Former West Virginia Supreme Court Justice Franklin D. Cleckley, who was the first black person to serve on the West Virginia Supreme Court of Appeals, died Monday at his home in Morgantown.
Cleckley was 77.
Current and former Supreme Court justices expressed their grief in a news release sent out Tuesday.
“Frank Cleckley was a giant in the West Virginia legal community,” Chief Justice Allen Loughry II said in the release. “He touched the lives of so many, both personally and professionally. It was my sincerest pleasure to get to know him during the past 25 years. He will be greatly missed.”
In 1994, Cleckley was appointed by Gov. Gaston Caperton to serve on the Supreme Court, making him the first black justice in the state. After two years on the bench, Cleckley decided not to seek re-election, and he returned to his job as a professor at the West Virginia University College of Law. He most recently worked as Arthur B. Hodges professor emeritus at the WVU law school.
On the Supreme Court, it was common for Cleckley to work late, and justices often would find draft opinions written by Cleckley waiting on their desks in the morning, said former Justice Thomas McHugh, who served with Cleckley and described him as “brilliant.”
“When he spoke, people listened, because they all knew that he knew was what he was talking about,” McHugh said. “He was a really good guy. His intellect was so high that it was really noteworthy and so advanced and, as a result, people followed him. He demanded perfection of lawyers and, I assume, his students.”
McHugh also shared stories about Cleckley, recalling an instance when he had asked a male attorney who showed up at court without wearing a tie to leave the courtroom, get a tie and return to argue his case. McHugh said Cleckley would, at times, lean over to him and say, “There’s a lawyer who didn’t take my evidence class,” if attorneys didn’t answer Cleckley’s questions to his satisfaction.

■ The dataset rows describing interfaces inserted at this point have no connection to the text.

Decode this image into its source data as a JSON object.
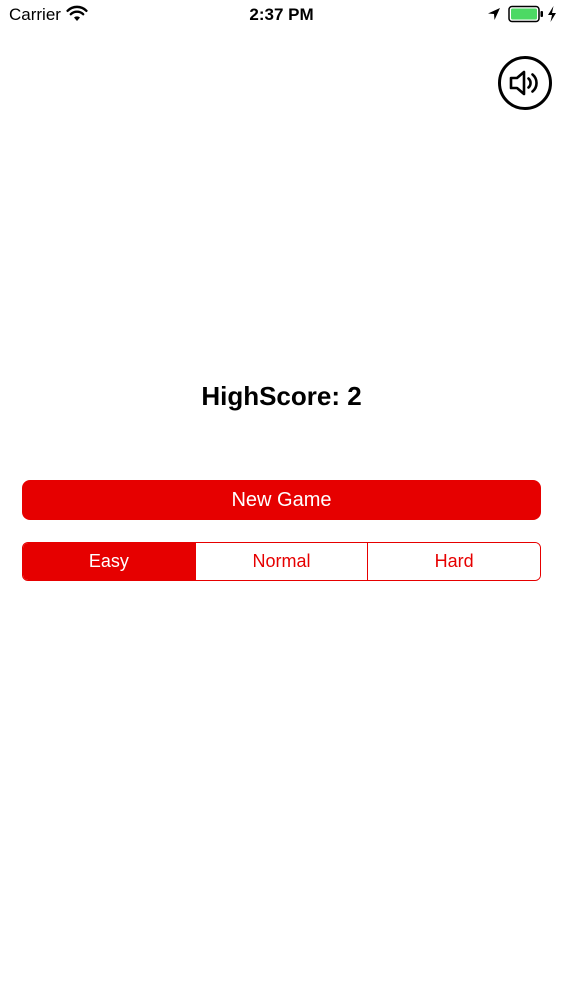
{
  "status_bar": {
    "carrier": "Carrier",
    "time": "2:37 PM",
    "battery_level": 1.0
  },
  "sound_button": {
    "icon": "speaker-icon"
  },
  "highscore": {
    "text": "HighScore: 2"
  },
  "new_game": {
    "label": "New Game"
  },
  "difficulty": {
    "options": [
      "Easy",
      "Normal",
      "Hard"
    ],
    "selected": "Easy"
  },
  "colors": {
    "accent": "#e60000",
    "battery": "#4cd964",
    "text": "#000000",
    "background": "#ffffff"
  }
}
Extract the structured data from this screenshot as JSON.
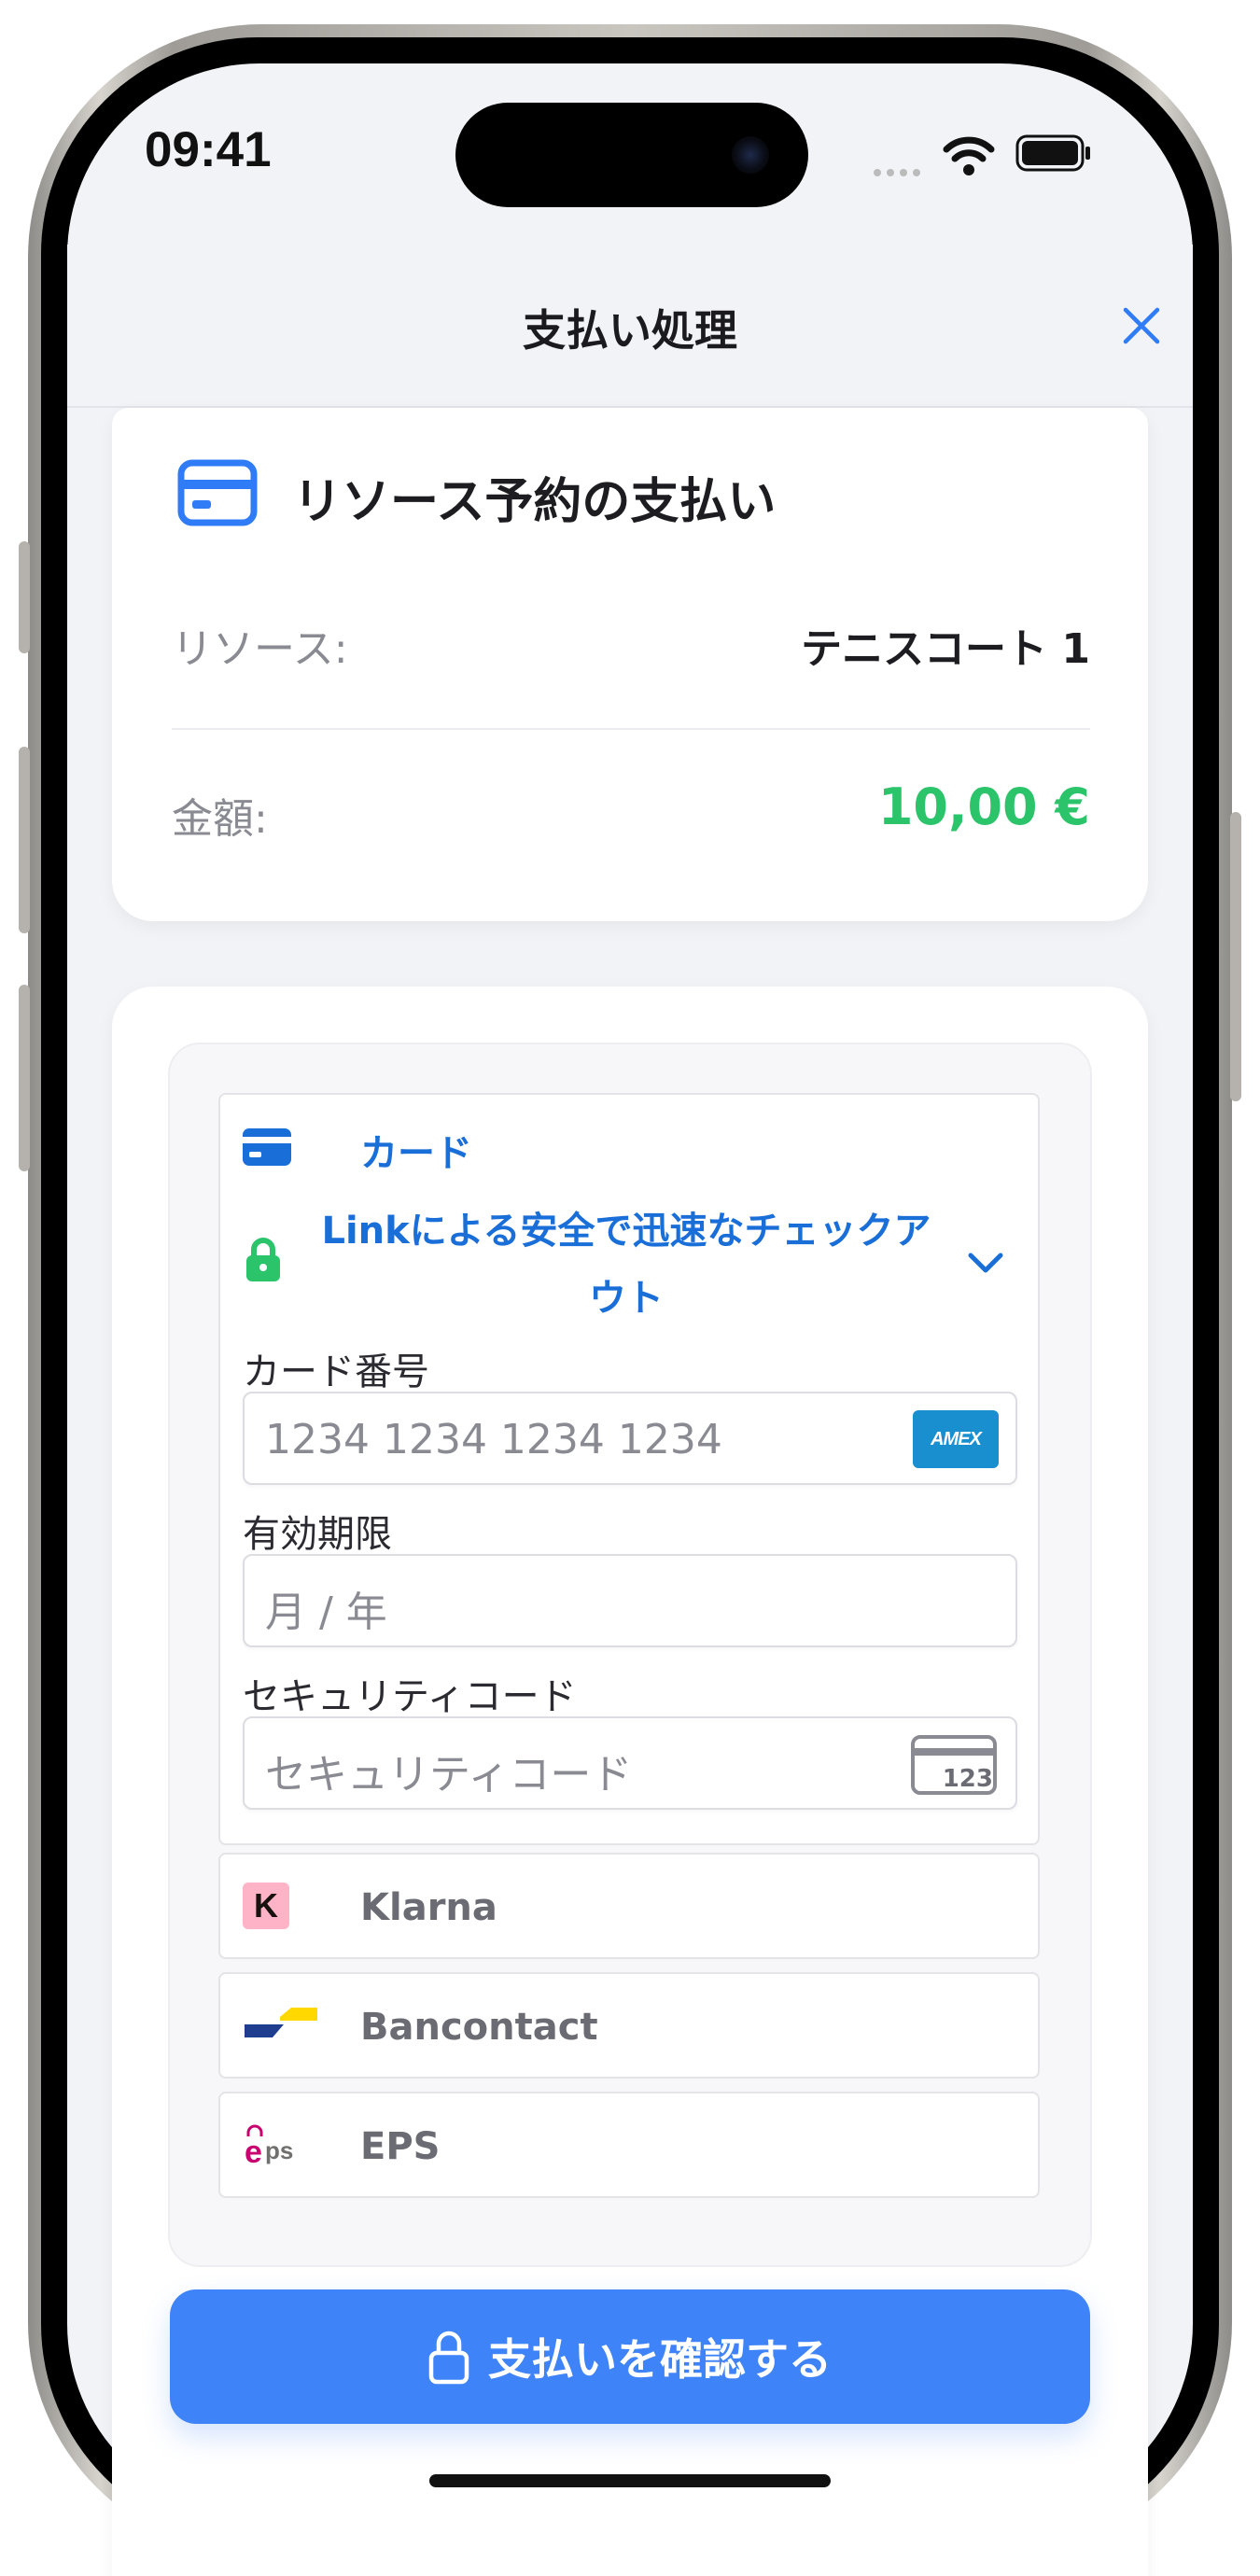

Former Justice Larry Starcher, who now teaches at the WVU College of Law, said he shared an office with Cleckley at WVU during recent renovations. Starcher said the minor inconvenience was a major factor in cementing an already solid friendship.

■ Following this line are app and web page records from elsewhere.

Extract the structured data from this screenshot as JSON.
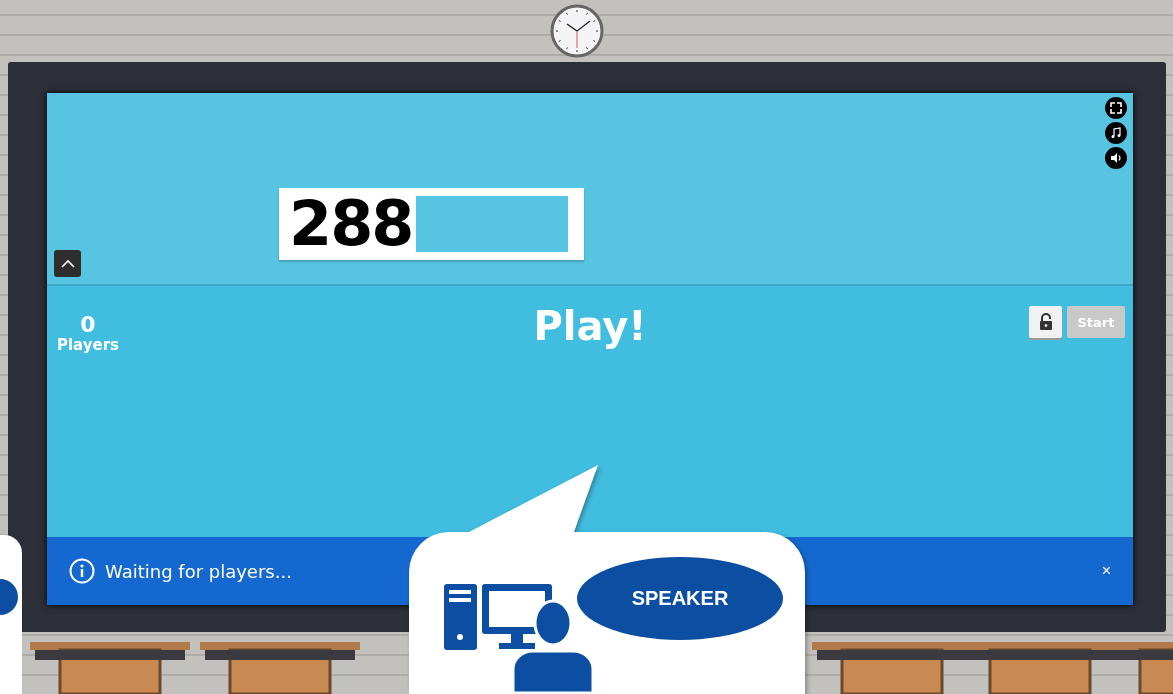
{
  "game": {
    "code": "288",
    "players_count": "0",
    "players_label": "Players",
    "title": "Play!",
    "lock": {
      "locked": false
    },
    "start_button": {
      "label": "Start",
      "disabled": true
    }
  },
  "banner": {
    "message": "Waiting for players...",
    "close": "×"
  },
  "callout": {
    "label": "SPEAKER"
  }
}
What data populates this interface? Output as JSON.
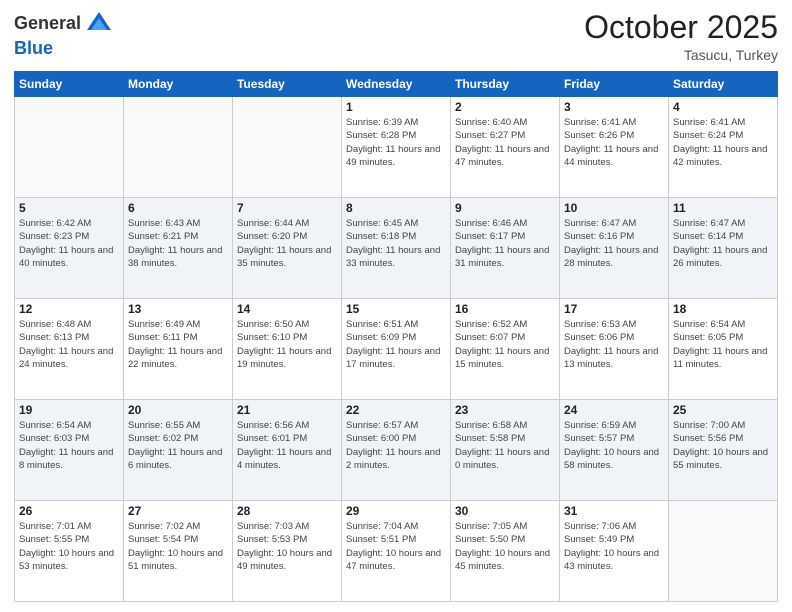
{
  "header": {
    "logo_line1": "General",
    "logo_line2": "Blue",
    "month": "October 2025",
    "location": "Tasucu, Turkey"
  },
  "days_of_week": [
    "Sunday",
    "Monday",
    "Tuesday",
    "Wednesday",
    "Thursday",
    "Friday",
    "Saturday"
  ],
  "weeks": [
    [
      {
        "day": "",
        "info": ""
      },
      {
        "day": "",
        "info": ""
      },
      {
        "day": "",
        "info": ""
      },
      {
        "day": "1",
        "info": "Sunrise: 6:39 AM\nSunset: 6:28 PM\nDaylight: 11 hours and 49 minutes."
      },
      {
        "day": "2",
        "info": "Sunrise: 6:40 AM\nSunset: 6:27 PM\nDaylight: 11 hours and 47 minutes."
      },
      {
        "day": "3",
        "info": "Sunrise: 6:41 AM\nSunset: 6:26 PM\nDaylight: 11 hours and 44 minutes."
      },
      {
        "day": "4",
        "info": "Sunrise: 6:41 AM\nSunset: 6:24 PM\nDaylight: 11 hours and 42 minutes."
      }
    ],
    [
      {
        "day": "5",
        "info": "Sunrise: 6:42 AM\nSunset: 6:23 PM\nDaylight: 11 hours and 40 minutes."
      },
      {
        "day": "6",
        "info": "Sunrise: 6:43 AM\nSunset: 6:21 PM\nDaylight: 11 hours and 38 minutes."
      },
      {
        "day": "7",
        "info": "Sunrise: 6:44 AM\nSunset: 6:20 PM\nDaylight: 11 hours and 35 minutes."
      },
      {
        "day": "8",
        "info": "Sunrise: 6:45 AM\nSunset: 6:18 PM\nDaylight: 11 hours and 33 minutes."
      },
      {
        "day": "9",
        "info": "Sunrise: 6:46 AM\nSunset: 6:17 PM\nDaylight: 11 hours and 31 minutes."
      },
      {
        "day": "10",
        "info": "Sunrise: 6:47 AM\nSunset: 6:16 PM\nDaylight: 11 hours and 28 minutes."
      },
      {
        "day": "11",
        "info": "Sunrise: 6:47 AM\nSunset: 6:14 PM\nDaylight: 11 hours and 26 minutes."
      }
    ],
    [
      {
        "day": "12",
        "info": "Sunrise: 6:48 AM\nSunset: 6:13 PM\nDaylight: 11 hours and 24 minutes."
      },
      {
        "day": "13",
        "info": "Sunrise: 6:49 AM\nSunset: 6:11 PM\nDaylight: 11 hours and 22 minutes."
      },
      {
        "day": "14",
        "info": "Sunrise: 6:50 AM\nSunset: 6:10 PM\nDaylight: 11 hours and 19 minutes."
      },
      {
        "day": "15",
        "info": "Sunrise: 6:51 AM\nSunset: 6:09 PM\nDaylight: 11 hours and 17 minutes."
      },
      {
        "day": "16",
        "info": "Sunrise: 6:52 AM\nSunset: 6:07 PM\nDaylight: 11 hours and 15 minutes."
      },
      {
        "day": "17",
        "info": "Sunrise: 6:53 AM\nSunset: 6:06 PM\nDaylight: 11 hours and 13 minutes."
      },
      {
        "day": "18",
        "info": "Sunrise: 6:54 AM\nSunset: 6:05 PM\nDaylight: 11 hours and 11 minutes."
      }
    ],
    [
      {
        "day": "19",
        "info": "Sunrise: 6:54 AM\nSunset: 6:03 PM\nDaylight: 11 hours and 8 minutes."
      },
      {
        "day": "20",
        "info": "Sunrise: 6:55 AM\nSunset: 6:02 PM\nDaylight: 11 hours and 6 minutes."
      },
      {
        "day": "21",
        "info": "Sunrise: 6:56 AM\nSunset: 6:01 PM\nDaylight: 11 hours and 4 minutes."
      },
      {
        "day": "22",
        "info": "Sunrise: 6:57 AM\nSunset: 6:00 PM\nDaylight: 11 hours and 2 minutes."
      },
      {
        "day": "23",
        "info": "Sunrise: 6:58 AM\nSunset: 5:58 PM\nDaylight: 11 hours and 0 minutes."
      },
      {
        "day": "24",
        "info": "Sunrise: 6:59 AM\nSunset: 5:57 PM\nDaylight: 10 hours and 58 minutes."
      },
      {
        "day": "25",
        "info": "Sunrise: 7:00 AM\nSunset: 5:56 PM\nDaylight: 10 hours and 55 minutes."
      }
    ],
    [
      {
        "day": "26",
        "info": "Sunrise: 7:01 AM\nSunset: 5:55 PM\nDaylight: 10 hours and 53 minutes."
      },
      {
        "day": "27",
        "info": "Sunrise: 7:02 AM\nSunset: 5:54 PM\nDaylight: 10 hours and 51 minutes."
      },
      {
        "day": "28",
        "info": "Sunrise: 7:03 AM\nSunset: 5:53 PM\nDaylight: 10 hours and 49 minutes."
      },
      {
        "day": "29",
        "info": "Sunrise: 7:04 AM\nSunset: 5:51 PM\nDaylight: 10 hours and 47 minutes."
      },
      {
        "day": "30",
        "info": "Sunrise: 7:05 AM\nSunset: 5:50 PM\nDaylight: 10 hours and 45 minutes."
      },
      {
        "day": "31",
        "info": "Sunrise: 7:06 AM\nSunset: 5:49 PM\nDaylight: 10 hours and 43 minutes."
      },
      {
        "day": "",
        "info": ""
      }
    ]
  ]
}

“The man was one of the finest humans I’ve ever known, and one of the best lawyers I’ve ever known,” Starcher said. “It saddens me to the core. I thought so highly of Frank.”

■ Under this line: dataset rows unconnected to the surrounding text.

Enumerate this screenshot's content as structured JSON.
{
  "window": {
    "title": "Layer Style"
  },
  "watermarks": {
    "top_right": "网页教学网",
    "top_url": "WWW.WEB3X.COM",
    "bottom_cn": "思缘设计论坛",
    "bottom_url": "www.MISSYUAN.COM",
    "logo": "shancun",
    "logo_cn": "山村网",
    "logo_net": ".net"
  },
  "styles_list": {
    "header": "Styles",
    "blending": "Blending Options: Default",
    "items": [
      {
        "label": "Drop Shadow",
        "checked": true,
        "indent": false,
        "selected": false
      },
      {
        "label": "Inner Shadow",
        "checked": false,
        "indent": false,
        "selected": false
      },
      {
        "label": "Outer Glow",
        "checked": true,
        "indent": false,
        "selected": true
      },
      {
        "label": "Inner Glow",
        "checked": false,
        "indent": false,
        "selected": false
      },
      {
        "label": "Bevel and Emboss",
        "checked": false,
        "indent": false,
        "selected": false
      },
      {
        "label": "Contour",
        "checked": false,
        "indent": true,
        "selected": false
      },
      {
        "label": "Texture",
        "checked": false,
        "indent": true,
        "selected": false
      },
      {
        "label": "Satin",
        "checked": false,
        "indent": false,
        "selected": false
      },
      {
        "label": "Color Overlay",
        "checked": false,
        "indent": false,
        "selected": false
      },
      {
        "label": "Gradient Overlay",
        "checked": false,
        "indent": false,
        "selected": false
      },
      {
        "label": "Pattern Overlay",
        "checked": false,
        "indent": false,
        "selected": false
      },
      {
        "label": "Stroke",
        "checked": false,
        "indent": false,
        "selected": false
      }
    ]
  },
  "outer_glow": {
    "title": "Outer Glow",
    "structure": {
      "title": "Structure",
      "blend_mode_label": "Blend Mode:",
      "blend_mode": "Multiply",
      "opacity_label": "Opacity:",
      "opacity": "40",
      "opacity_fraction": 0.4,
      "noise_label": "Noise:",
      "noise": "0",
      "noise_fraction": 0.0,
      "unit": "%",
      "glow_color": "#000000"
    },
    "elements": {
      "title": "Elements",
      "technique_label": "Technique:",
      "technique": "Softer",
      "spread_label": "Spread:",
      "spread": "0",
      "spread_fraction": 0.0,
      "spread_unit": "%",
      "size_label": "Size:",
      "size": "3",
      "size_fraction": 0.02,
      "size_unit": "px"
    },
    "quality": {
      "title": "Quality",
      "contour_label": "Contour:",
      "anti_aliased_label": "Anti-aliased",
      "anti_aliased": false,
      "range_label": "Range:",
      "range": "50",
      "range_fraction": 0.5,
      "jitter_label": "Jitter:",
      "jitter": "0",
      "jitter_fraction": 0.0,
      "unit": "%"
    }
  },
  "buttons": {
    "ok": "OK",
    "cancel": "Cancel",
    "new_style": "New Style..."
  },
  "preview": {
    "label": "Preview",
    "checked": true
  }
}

Cleckley was a native of Huntington, where he was born on Aug. 1, 1940.
He earned his undergraduate degree from Anderson College, in Anderson, Indiana, and he earned his law degree from the Indiana University School of Law at Bloomington, in 1965.
Cleckley also served three years as a U.S. Navy JAG officer before attending Harvard University, where he earned his master of laws, or LLM, degree. He followed his time at Harvard by pursuing post-graduate studies at Exeter University, in England, before joining the faculty at the WVU law school in 1969.
He established the Franklin D. Cleckley Foundation in 1990. The foundation is a nonprofit organization designed to give ex-convicts educational and employment opportunities. The Franklin D. Cleckley Symposium was established in 1992 at the WVU law school with the goal of bringing distinguished members of the civil rights and black communities to the campus as lecturers.
When Cleckley didn’t seek election to his spot on the Supreme Court, Justice Robin Davis was elected to the seat, and she said Tuesday she will “miss him greatly.”
“I got to know him initially as a law student,” Davis said. “Then he mentored me as Supreme Court justice. He was an honorable and decent man who loved the law and loved the state of West Virginia.”
During his time as a justice, Cleckley authored more than 100 majority opinions, in addition to concurring and dissenting opinions.
Not only did Cleckley earn his fair share of awards, but an award at Mercer University, in Macon, Georgia, is named for him. The Franklin D. Cleckley Award is presented by the Black Law School Association to an attorney who has made an outstanding effort in community service.
Cleckley was honored with the 2011 Liberty Bell Award from the West Virginia Supreme Court, the Civil Libertarian of the Year Award from the West Virginia Civil Liberties Union, the Thurgood Marshall Award from the West Virginia NAACP, the West Virginia Common Cause Award for Public Service, the Public Citizen of the Year Award from the West Virginia Chapter of the National Association of Social Workers and the West Virginia Human Rights commission Civil Rights Award.
Justice Margaret Workman described Cleckley as a “giant in West Virginia history” and offered condolences to his children, sister and the rest of his family and friends. Workman said she got to know Cleckley as a law school professor, a judicial colleague and a dear friend.
“His belief in the basic principle that justice is a fundamental right for all people was manifested in his life, his teaching, his writings and the significant body of judicial work he created in only two years on the court,” Workman said. “His work will benefit generations of West Virginians.”